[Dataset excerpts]
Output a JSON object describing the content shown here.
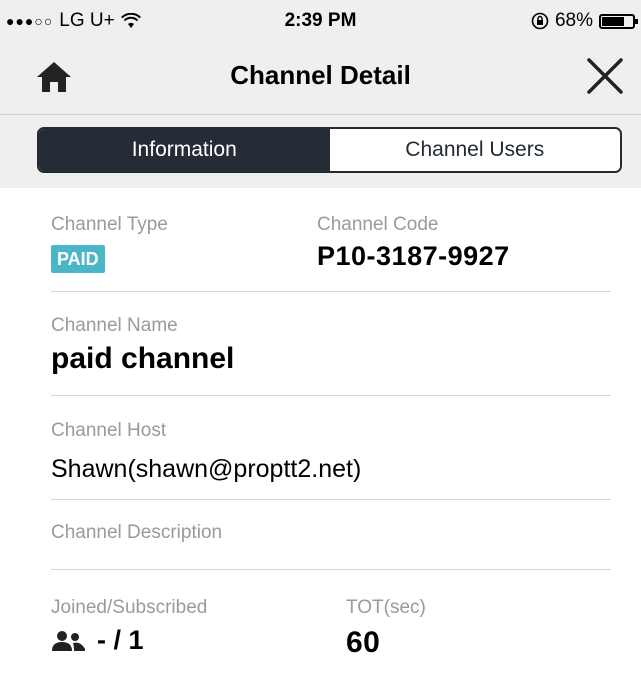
{
  "status": {
    "carrier": "LG U+",
    "time": "2:39 PM",
    "battery": "68%",
    "battery_level": 0.68
  },
  "nav": {
    "title": "Channel Detail",
    "home_icon": "home-icon",
    "close_icon": "close-icon"
  },
  "tabs": [
    {
      "label": "Information",
      "active": true
    },
    {
      "label": "Channel Users",
      "active": false
    }
  ],
  "details": {
    "channel_type_label": "Channel Type",
    "channel_type_value": "PAID",
    "channel_code_label": "Channel Code",
    "channel_code_value": "P10-3187-9927",
    "channel_name_label": "Channel Name",
    "channel_name_value": "paid channel",
    "channel_host_label": "Channel Host",
    "channel_host_value": "Shawn(shawn@proptt2.net)",
    "channel_desc_label": "Channel Description",
    "channel_desc_value": "",
    "joined_label": "Joined/Subscribed",
    "joined_value": "- / 1",
    "tot_label": "TOT(sec)",
    "tot_value": "60"
  },
  "colors": {
    "badge": "#4cb6c9",
    "segment_active": "#252c35"
  }
}
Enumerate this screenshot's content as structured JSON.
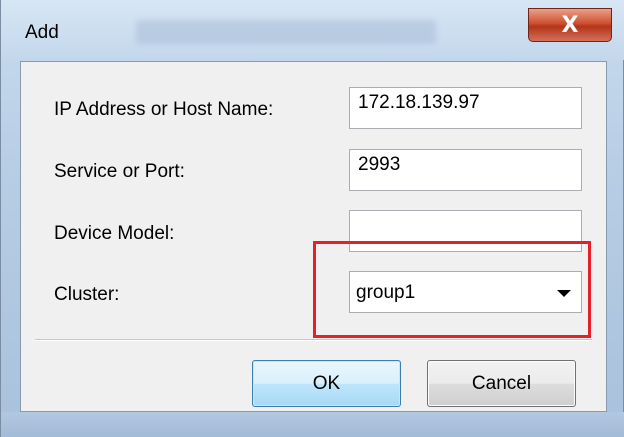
{
  "window": {
    "title": "Add",
    "close_glyph": "X"
  },
  "form": {
    "ip_label": "IP Address or Host Name:",
    "ip_value": "172.18.139.97",
    "port_label": "Service or Port:",
    "port_value": "2993",
    "model_label": "Device Model:",
    "model_value": "",
    "cluster_label": "Cluster:",
    "cluster_value": "group1"
  },
  "buttons": {
    "ok": "OK",
    "cancel": "Cancel"
  },
  "colors": {
    "highlight": "#e4202b",
    "ok_border": "#3c7fb1"
  }
}
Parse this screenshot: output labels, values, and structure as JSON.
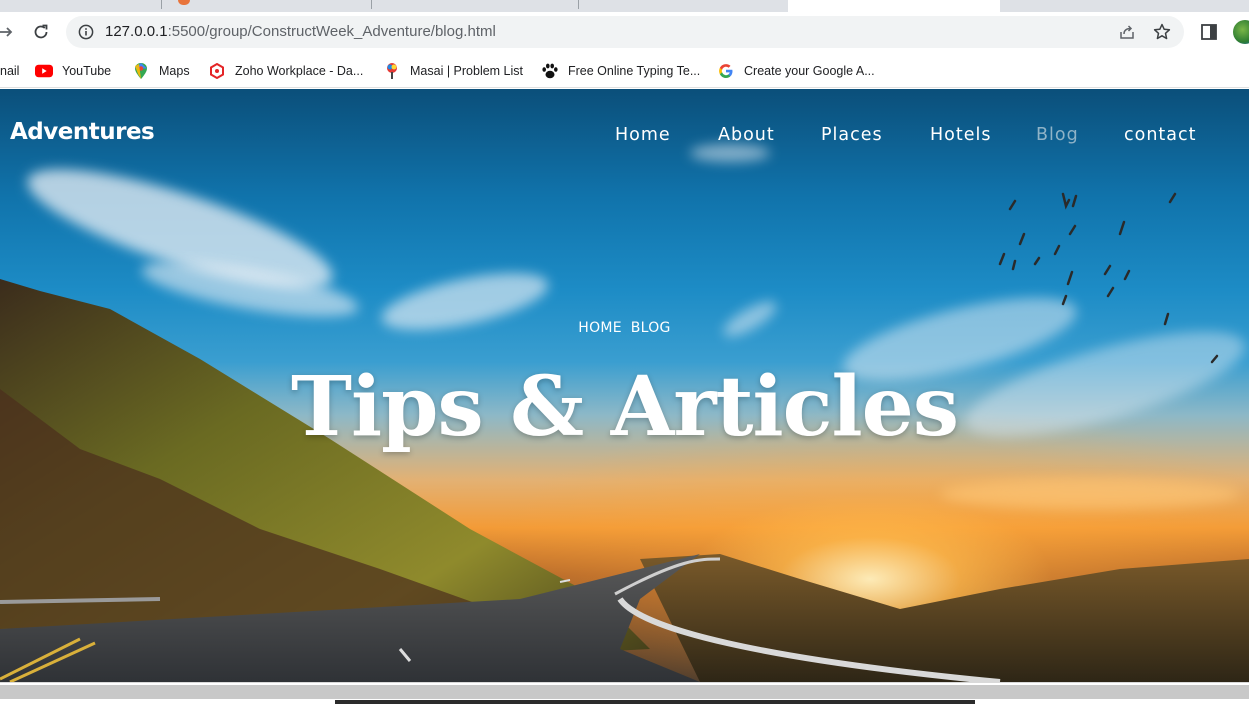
{
  "browser": {
    "url_host": "127.0.0.1",
    "url_path": ":5500/group/ConstructWeek_Adventure/blog.html",
    "bookmarks": [
      {
        "label": "nail",
        "icon": "gmail-icon"
      },
      {
        "label": "YouTube",
        "icon": "youtube-icon",
        "color": "#ff0000"
      },
      {
        "label": "Maps",
        "icon": "maps-icon"
      },
      {
        "label": "Zoho Workplace - Da...",
        "icon": "zoho-icon",
        "color": "#e42527"
      },
      {
        "label": "Masai | Problem List",
        "icon": "masai-icon"
      },
      {
        "label": "Free Online Typing Te...",
        "icon": "paw-icon",
        "color": "#111111"
      },
      {
        "label": "Create your Google A...",
        "icon": "google-icon"
      }
    ]
  },
  "site": {
    "logo": "Adventures",
    "nav": [
      {
        "label": "Home"
      },
      {
        "label": "About"
      },
      {
        "label": "Places"
      },
      {
        "label": "Hotels"
      },
      {
        "label": "Blog",
        "active": true
      },
      {
        "label": "contact"
      }
    ],
    "breadcrumb": [
      "HOME",
      "BLOG"
    ],
    "title": "Tips & Articles",
    "active_nav_color": "#8fb3c7"
  }
}
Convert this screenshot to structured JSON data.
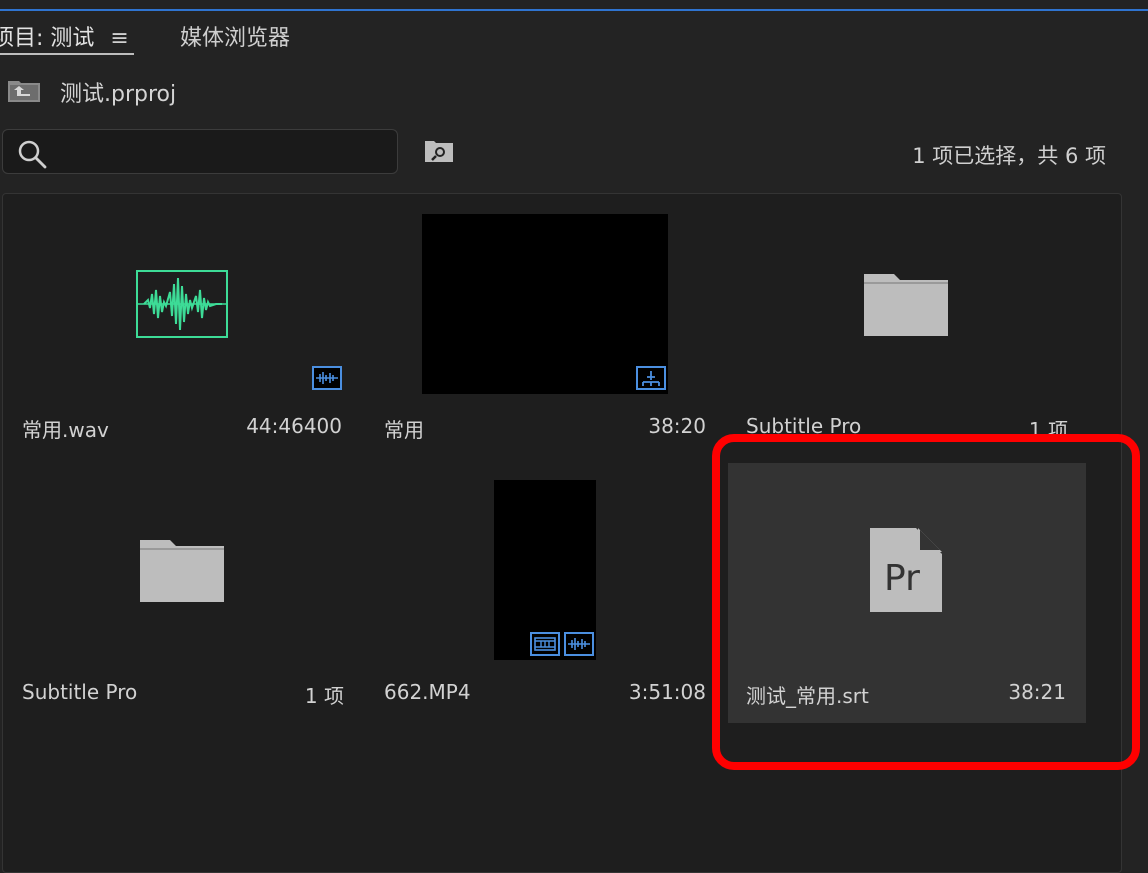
{
  "header": {
    "project_tab": "项目: 测试",
    "project_tab_menu": "≡",
    "media_browser_tab": "媒体浏览器"
  },
  "project": {
    "name": "测试.prproj"
  },
  "search": {
    "value": "",
    "placeholder": ""
  },
  "selection_count": "1 项已选择，共 6 项",
  "items": [
    {
      "name": "常用.wav",
      "meta": "44:46400",
      "icon": "audio-waveform-icon"
    },
    {
      "name": "常用",
      "meta": "38:20",
      "icon": "sequence-icon"
    },
    {
      "name": "Subtitle Pro",
      "meta": "1 项",
      "icon": "folder-icon"
    },
    {
      "name": "Subtitle Pro",
      "meta": "1 项",
      "icon": "folder-icon"
    },
    {
      "name": "662.MP4",
      "meta": "3:51:08",
      "icon": "video-audio-icon"
    },
    {
      "name": "测试_常用.srt",
      "meta": "38:21",
      "icon": "premiere-file-icon"
    }
  ],
  "colors": {
    "accent": "#2f74d0",
    "highlight": "#ff0000",
    "audio": "#3ddc97",
    "badge": "#4b8fe0"
  }
}
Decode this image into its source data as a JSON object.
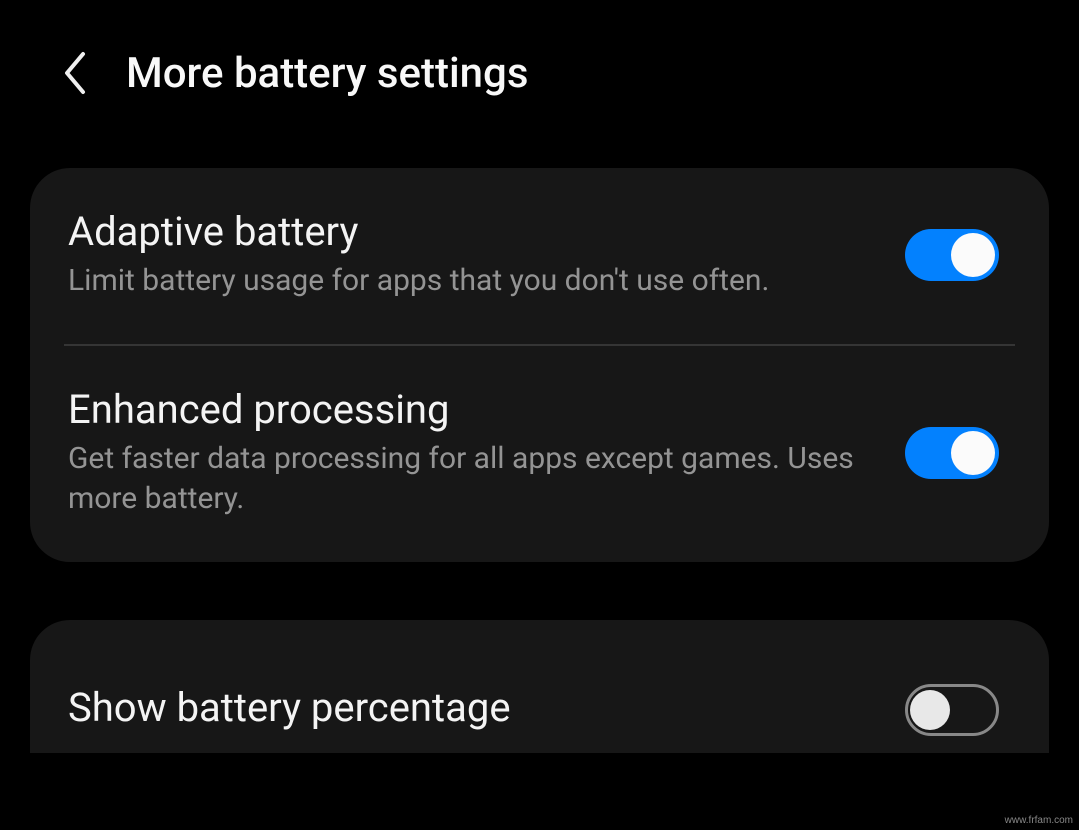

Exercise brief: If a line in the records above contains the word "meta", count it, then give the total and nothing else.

Solved exercise: 6